WRIT 340 Blog Post #3: The Argument for Federal Anti-SLAPP Legislation

From my review of the literature, I made the following argument regarding scholarly opinions on anti-SLAPP legislation:

While 21 states do not have anti-SLAPP statutes in place, journalists, lawyers and scholars alike agree that federal anti-SLAPP legislation is necessary in protecting the First Amendment.

After assessing each source I intend on using for my final assignment, I also pointed to the gap in knowledge related to the preceding argument:

  • Why do these states not have an anti-SLAPP law?
  • Why is anti-SLAPP legislation a state issue rather than a federal one?

According to all the media law scholars in my works cited, anti-SLAPP law should be a federal matter, as it relates to the First Amendment of the U.S. Bill of Rights.

As a refresher, the First Amendment officially states:

Congress shall make no law respecting an establishment of religion, or prohibiting the free exercise thereof; or abridging the freedom of speech, or of the press; or the right of the people peaceably to assemble, and to petition the Government for a redress of grievances.(Read more at Constitute Project)

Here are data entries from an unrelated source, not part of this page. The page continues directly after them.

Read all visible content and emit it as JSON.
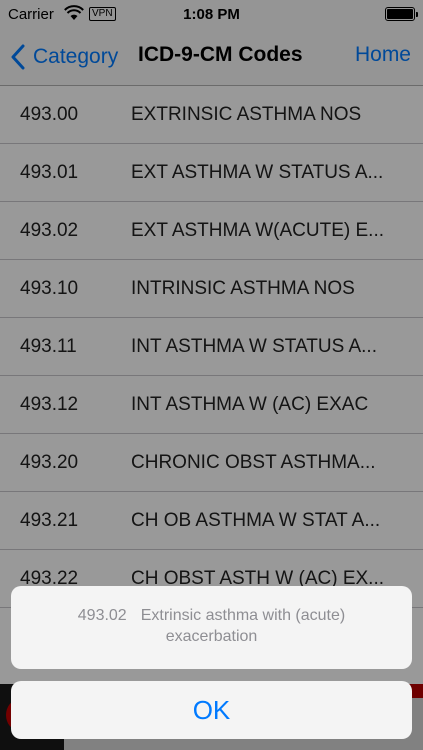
{
  "status_bar": {
    "carrier": "Carrier",
    "vpn": "VPN",
    "time": "1:08 PM"
  },
  "nav": {
    "back_label": "Category",
    "title": "ICD-9-CM Codes",
    "home_label": "Home"
  },
  "rows": [
    {
      "code": "493.00",
      "desc": "EXTRINSIC ASTHMA NOS"
    },
    {
      "code": "493.01",
      "desc": "EXT ASTHMA W STATUS A..."
    },
    {
      "code": "493.02",
      "desc": "EXT ASTHMA W(ACUTE) E..."
    },
    {
      "code": "493.10",
      "desc": "INTRINSIC ASTHMA NOS"
    },
    {
      "code": "493.11",
      "desc": "INT ASTHMA W STATUS A..."
    },
    {
      "code": "493.12",
      "desc": "INT ASTHMA W (AC) EXAC"
    },
    {
      "code": "493.20",
      "desc": "CHRONIC OBST ASTHMA..."
    },
    {
      "code": "493.21",
      "desc": "CH OB ASTHMA W STAT A..."
    },
    {
      "code": "493.22",
      "desc": "CH OBST ASTH W (AC) EX..."
    }
  ],
  "action_sheet": {
    "code": "493.02",
    "message_line1": "Extrinsic asthma with (acute)",
    "message_line2": "exacerbation",
    "ok_label": "OK"
  },
  "colors": {
    "accent": "#007aff",
    "overlay": "rgba(0,0,0,0.40)"
  }
}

As I have continued to conduct research on the subject, I have yet to find any author that argues against support for federal anti-SLAPP legislation. In fact, the American Bar Association itself announced the following decree:

“The American Bar Association encourages federal, state and territorial legislatures to enact legislation to protect individuals and organizations who choose to speak on matters of public concern from meritless litigation designed to suppress such speech, commonly known as SLAPPs (Strategic Lawsuits Against Public Participation).” (Eric Goldman on Forbes)

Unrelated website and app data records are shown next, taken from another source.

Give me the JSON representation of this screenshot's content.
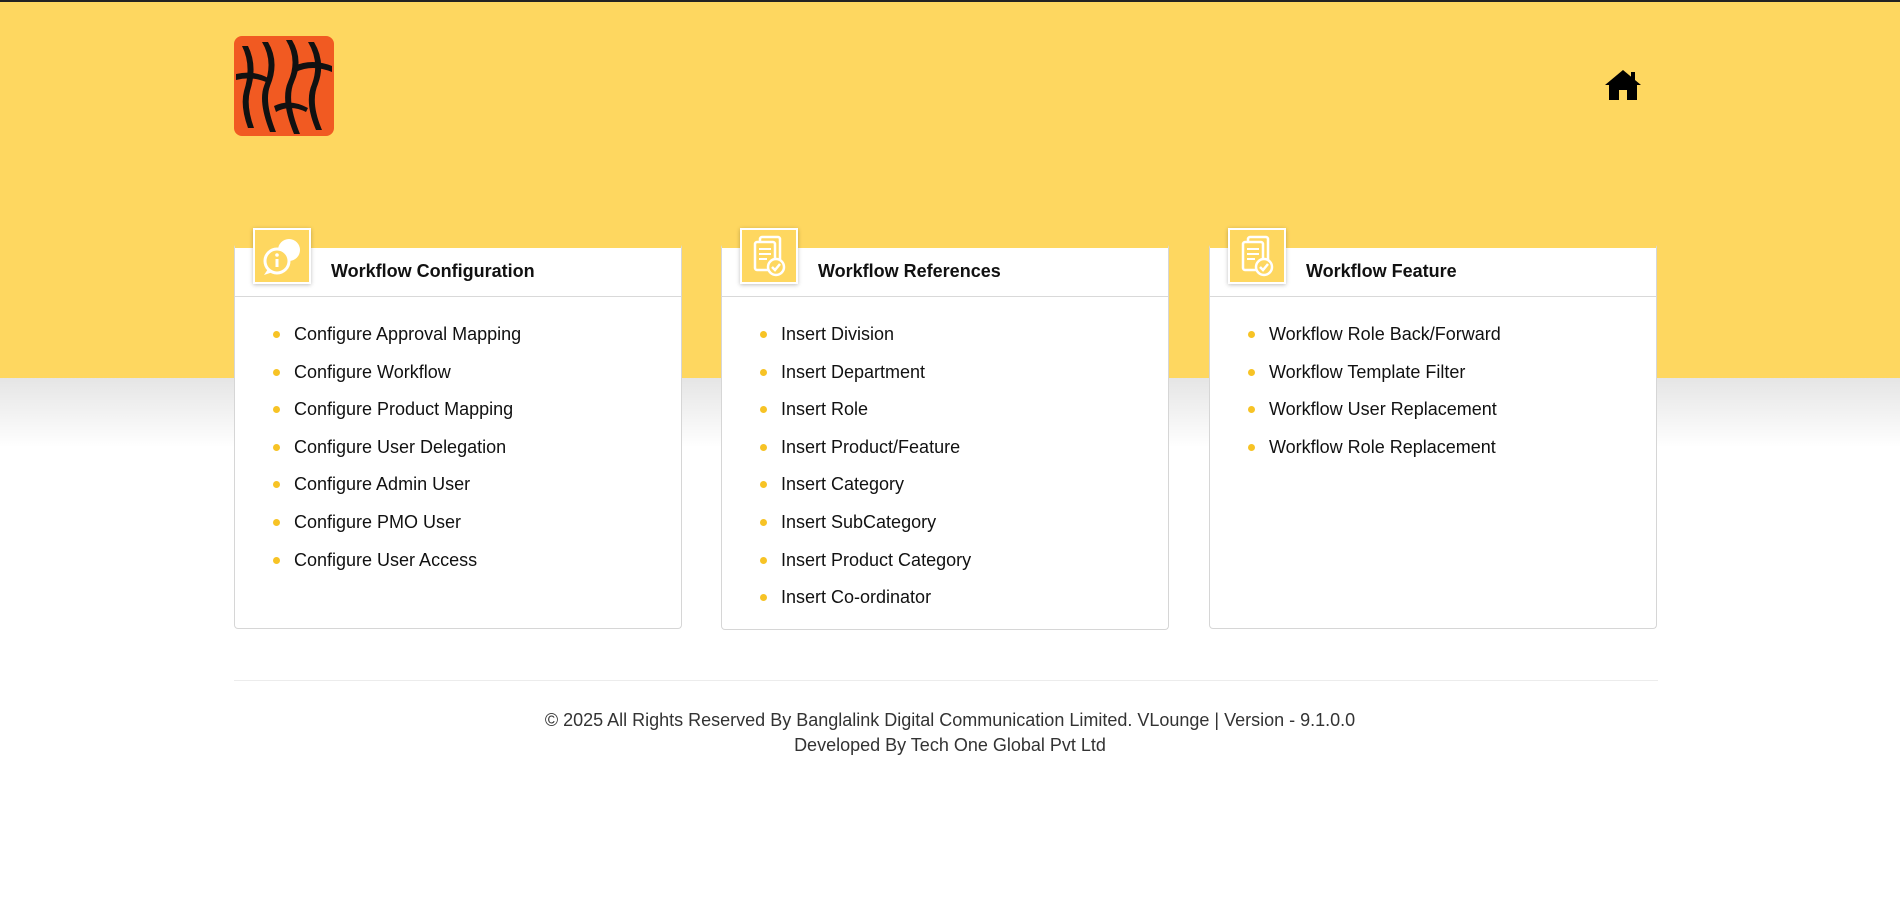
{
  "header": {
    "logo_name": "banglalink-tiger-logo",
    "home_icon": "home-icon"
  },
  "colors": {
    "brand_yellow": "#fed760",
    "bullet": "#f7c325",
    "logo_orange": "#f15a22"
  },
  "cards": [
    {
      "title": "Workflow Configuration",
      "icon": "chat-info-icon",
      "items": [
        "Configure Approval Mapping",
        "Configure Workflow",
        "Configure Product Mapping",
        "Configure User Delegation",
        "Configure Admin User",
        "Configure PMO User",
        "Configure User Access"
      ]
    },
    {
      "title": "Workflow References",
      "icon": "document-check-icon",
      "items": [
        "Insert Division",
        "Insert Department",
        "Insert Role",
        "Insert Product/Feature",
        "Insert Category",
        "Insert SubCategory",
        "Insert Product Category",
        "Insert Co-ordinator"
      ]
    },
    {
      "title": "Workflow Feature",
      "icon": "document-check-icon",
      "items": [
        "Workflow Role Back/Forward",
        "Workflow Template Filter",
        "Workflow User Replacement",
        "Workflow Role Replacement"
      ]
    }
  ],
  "footer": {
    "line1": "© 2025 All Rights Reserved By Banglalink Digital Communication Limited. VLounge | Version - 9.1.0.0",
    "line2": "Developed By Tech One Global Pvt Ltd"
  }
}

The only material I found regarding why anti-SLAPP legislation does not exist in particular states/federally came from further review of the work by Kimberly Chow (which I included in my literature review).

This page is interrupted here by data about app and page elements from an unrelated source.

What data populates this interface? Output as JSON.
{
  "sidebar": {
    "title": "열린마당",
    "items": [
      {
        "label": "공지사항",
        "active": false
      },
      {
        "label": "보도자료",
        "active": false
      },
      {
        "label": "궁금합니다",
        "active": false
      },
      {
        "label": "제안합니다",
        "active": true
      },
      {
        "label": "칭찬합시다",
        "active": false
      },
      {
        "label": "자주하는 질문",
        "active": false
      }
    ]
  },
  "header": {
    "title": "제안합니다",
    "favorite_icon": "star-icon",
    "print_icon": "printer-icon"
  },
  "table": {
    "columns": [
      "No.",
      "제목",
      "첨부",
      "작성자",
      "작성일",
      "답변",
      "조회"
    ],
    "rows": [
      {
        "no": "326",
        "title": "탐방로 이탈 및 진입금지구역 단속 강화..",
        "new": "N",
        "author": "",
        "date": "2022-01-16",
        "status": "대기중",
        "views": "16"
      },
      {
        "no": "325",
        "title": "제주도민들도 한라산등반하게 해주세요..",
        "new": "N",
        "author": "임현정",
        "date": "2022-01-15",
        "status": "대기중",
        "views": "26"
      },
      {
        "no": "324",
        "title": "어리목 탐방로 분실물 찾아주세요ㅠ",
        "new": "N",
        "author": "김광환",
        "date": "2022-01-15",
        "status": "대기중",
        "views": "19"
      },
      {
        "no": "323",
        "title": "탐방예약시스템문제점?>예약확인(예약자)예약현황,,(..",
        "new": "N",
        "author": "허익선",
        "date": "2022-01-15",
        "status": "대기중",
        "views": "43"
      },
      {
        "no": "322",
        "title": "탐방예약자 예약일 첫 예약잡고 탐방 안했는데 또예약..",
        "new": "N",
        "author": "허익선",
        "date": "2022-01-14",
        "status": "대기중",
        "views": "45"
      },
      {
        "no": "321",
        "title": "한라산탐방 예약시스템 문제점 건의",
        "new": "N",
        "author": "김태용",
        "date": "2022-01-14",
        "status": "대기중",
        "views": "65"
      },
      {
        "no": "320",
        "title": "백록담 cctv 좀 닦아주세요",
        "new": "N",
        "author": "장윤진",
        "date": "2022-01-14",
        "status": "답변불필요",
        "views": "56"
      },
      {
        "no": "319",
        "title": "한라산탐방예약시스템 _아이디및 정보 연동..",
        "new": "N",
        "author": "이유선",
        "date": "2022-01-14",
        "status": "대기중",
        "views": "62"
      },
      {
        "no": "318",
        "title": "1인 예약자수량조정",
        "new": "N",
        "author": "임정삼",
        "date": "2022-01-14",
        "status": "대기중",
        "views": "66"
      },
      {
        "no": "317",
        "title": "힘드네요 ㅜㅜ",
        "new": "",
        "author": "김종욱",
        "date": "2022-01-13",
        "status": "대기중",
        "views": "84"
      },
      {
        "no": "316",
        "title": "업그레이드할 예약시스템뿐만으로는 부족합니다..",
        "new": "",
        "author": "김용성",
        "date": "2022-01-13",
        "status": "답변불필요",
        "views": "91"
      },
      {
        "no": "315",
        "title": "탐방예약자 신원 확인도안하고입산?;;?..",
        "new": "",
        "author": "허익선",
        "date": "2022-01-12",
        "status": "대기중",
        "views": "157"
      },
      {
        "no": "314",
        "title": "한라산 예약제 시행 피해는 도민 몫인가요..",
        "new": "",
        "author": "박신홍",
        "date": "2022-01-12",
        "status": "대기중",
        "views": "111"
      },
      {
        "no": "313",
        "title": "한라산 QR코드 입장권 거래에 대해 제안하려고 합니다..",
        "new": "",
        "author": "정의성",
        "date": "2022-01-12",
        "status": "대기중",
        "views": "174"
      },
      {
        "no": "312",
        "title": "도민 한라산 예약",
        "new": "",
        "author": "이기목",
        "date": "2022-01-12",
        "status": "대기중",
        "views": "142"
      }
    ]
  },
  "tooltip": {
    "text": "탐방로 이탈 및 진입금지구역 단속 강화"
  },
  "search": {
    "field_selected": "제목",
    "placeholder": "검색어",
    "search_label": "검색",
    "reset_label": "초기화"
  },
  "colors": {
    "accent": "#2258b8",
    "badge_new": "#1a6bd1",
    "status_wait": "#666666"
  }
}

In her article “Anti-SLAPP Statutes Face Setbacks,” Chow states, “While some worry that the ease with which defendants can remove actions to federal court would be a burden on the federal court system, proponents of the law argue that the burden will be minimal and that the removal provision is critical to the law’s effectiveness.”

Chow then goes on to explain the only case in which an anti-SLAPP law has been deemed unconstitutional. She explains, “In a disappointing ruling in May, the Washington Supreme Court struck down the state’s anti-SLAPP law in its entirety, holding that it violates the right to trial by jury under the Washington Constitution.”

From Chow’s article, we can therefore make two assumptions about the counterargument at hand:

  1. Some states (such as Washington) do not accept anti-SLAPP laws, because they jeopardize a citizen’s right to trial by jury.
  2. A federal anti-SLAPP law does not exist due to the burden such laws would bring onto the federal court system, as defendants could easily remove cases.

Although these conclusions provide a minimal response to the questions I have listed above, I still find the lack of a federal anti-SLAPP law, along with the lack of an explanation for why no such law exists, to be very frustrating.

Therefore, I turned to the article, “Getting SLAPP-ed in Federal Court: Applying State Anti-SLAPP Special Motions to Dismiss in Federal Court After Shady Grove” by Katelyn E. Saner.

Saner draws on previous cases, particularly the opinions in Shady Grove Orthopedic Associates, P.A. v. Allstate Insurance Co., to evaluate whether state anti-SLAPP motions should apply in federal courts.

She writes:

Overall, states have a strong interest in protecting their citizens against SLAPP suits and equitably administering laws. The interest is particularly strong when the state law is grounded in state constitutional rights. Federal uniformity concerns do not supersede these strong state interests. On balance, the compelling state interest in protecting citizens and equitably administering laws weighs more heavily than federal uniformity concerns.

Ultimately, Saner argues that state anti-SLAPP special motions should indeed apply in federal courts. Her review, however, provides some insight as to why anti-SLAPP legislation is a state matter rather than a federal one.

Nevertheless, I still find that anti-SLAPP law should be applied nationally, because it is provides protection of an amendment listed in the United States Federal Constitution.

Screen Shot 2020-04-03 at 12.14.13 PM

 

 


Leave a Reply

Fill in your details below or click an icon to log in:

WordPress.com Logo

You are commenting using your WordPress.com account. Log Out /  Change )

Google photo

You are commenting using your Google account. Log Out /  Change )

Twitter picture

You are commenting using your Twitter account. Log Out /  Change )

Facebook photo

You are commenting using your Facebook account. Log Out /  Change )

Connecting to %s